Wednesday, August 06, 2008
Dawdling Down The Douglas Valley
As we made our way out of Wigan, we were aware of the little River Douglas running parallel with the canal, looking like little more than a wide ditch. Hard to believe that boats once used to navigate it right up to Wigan! We soon found ourselves in a delightful wooded valley, with the Douglas still alongside. By now it looked like a proper little country river, though it was still difficult to see how boats could ever have used it. Here we are, moored next to Otters Croft Wood near Gathurst.
Contrasts here as well, though, as the M6 soared overhead above the otherwise picturesque paired Dean Locks.
By now, we could see that we had plenty of time in hand before we needed to be in Tarleton to make our crossing of the Ribble Link on 2nd August, so we could simply dawdle along this section of the Leeds and Liverpool Canal. We have certainly seen a wide variety of scenery since we joined this canal in Leeds back in early June, but this was Lancashire in unfamiliar guise.
After we went down one more deep lock near Appley Bridge, the countryside started to open out into flat fenland, more like Lincolnshire or Cambridgeshire, and with the same patchwork of market gardens and arable crops.
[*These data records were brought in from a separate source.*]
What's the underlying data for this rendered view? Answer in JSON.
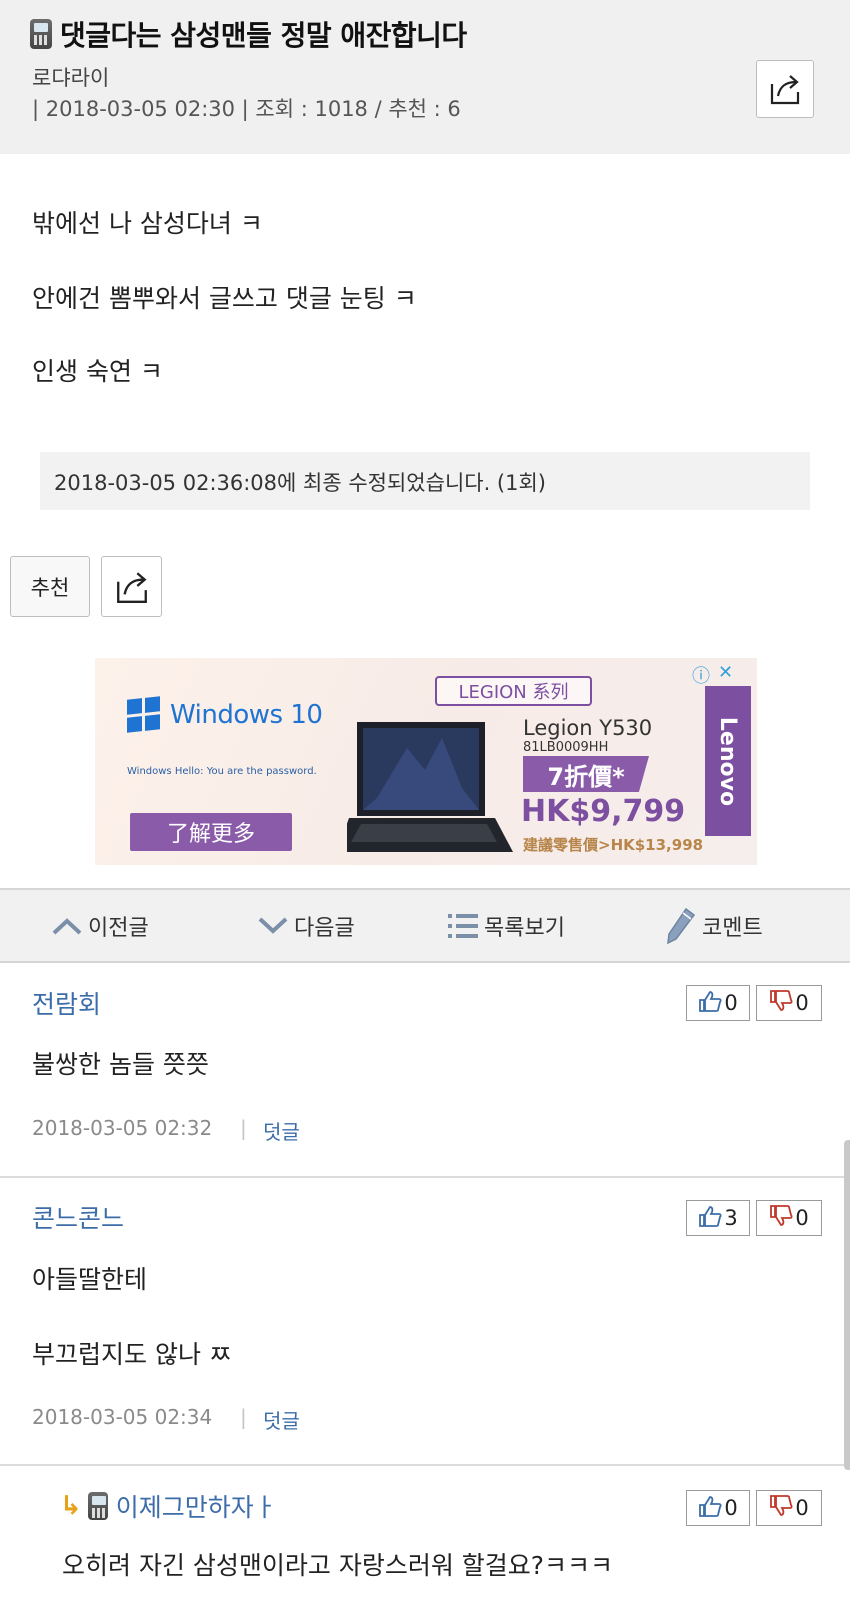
{
  "post": {
    "title": "댓글다는 삼성맨들 정말 애잔합니다",
    "author": "로댜라이",
    "meta": "| 2018-03-05 02:30 | 조회 : 1018 / 추천 : 6",
    "body_lines": [
      "밖에선 나 삼성다녀 ㅋ",
      "안에건 뽐뿌와서 글쓰고 댓글 눈팅 ㅋ",
      "인생 숙연 ㅋ"
    ],
    "edit_note": "2018-03-05 02:36:08에 최종 수정되었습니다. (1회)",
    "recommend_label": "추천",
    "share_icon": "share-icon",
    "device_icon": "phone-icon"
  },
  "ad": {
    "windows": "Windows 10",
    "hello": "Windows Hello: You are the password.",
    "cta": "了解更多",
    "legion": "LEGION 系列",
    "model": "Legion Y530",
    "model_code": "81LB0009HH",
    "discount": "7折價*",
    "price": "HK$9,799",
    "orig": "建議零售價>HK$13,998",
    "brand": "Lenovo",
    "info": "ⓘ",
    "close": "✕"
  },
  "nav": {
    "prev": "이전글",
    "next": "다음글",
    "list": "목록보기",
    "comment": "코멘트"
  },
  "comments": [
    {
      "author": "전람회",
      "lines": [
        "불쌍한 놈들 쯧쯧"
      ],
      "date": "2018-03-05 02:32",
      "sep": "|",
      "reply": "덧글",
      "up": "0",
      "down": "0"
    },
    {
      "author": "콘느콘느",
      "lines": [
        "아들딸한테",
        "부끄럽지도 않나 ㅉ"
      ],
      "date": "2018-03-05 02:34",
      "sep": "|",
      "reply": "덧글",
      "up": "3",
      "down": "0"
    },
    {
      "author": "이제그만하자ㅏ",
      "lines": [
        "오히려 자긴 삼성맨이라고 자랑스러워 할걸요?ㅋㅋㅋ"
      ],
      "up": "0",
      "down": "0",
      "reply_arrow": "↳"
    }
  ],
  "colors": {
    "header_bg": "#f0f0f0",
    "author_blue": "#3d6da8",
    "ad_purple": "#8a5ba8"
  }
}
Enormous fields of grass, manicured like bowling greens – what could they be? All was clear when we saw the machinery and lorries of companies selling turf!
The stump of Parbold's 1794 windmill continued the fenland impression as we continued westwards, temporarily leaving the Douglas as the canal followed its winding route. We decided to overshoot the turning down the Rufford Arm and travel some of the way towards Liverpool, though not all the way – we had been advised that the canal got weedier further on, and we didn't really have a great appetite to explore a weedy canal as it went deeper into built-up areas!
So, back to the junction, under the towpath bridge and past the old dry dock to start our descent through seven more locks to Tarleton, practically at sea level. In the process, the canal and the Douglas come close again, and the last stretch of the canal into Tarleton is actually the old course of the river.
Meanwhile, the weather (and especially the wind) began to occupy our interest, as we came closer to our Ribble crossing date. Too much westerly wind and the crossing could be cancelled. Just a bit less than that, and we would have choppy water to navigate in the estuary!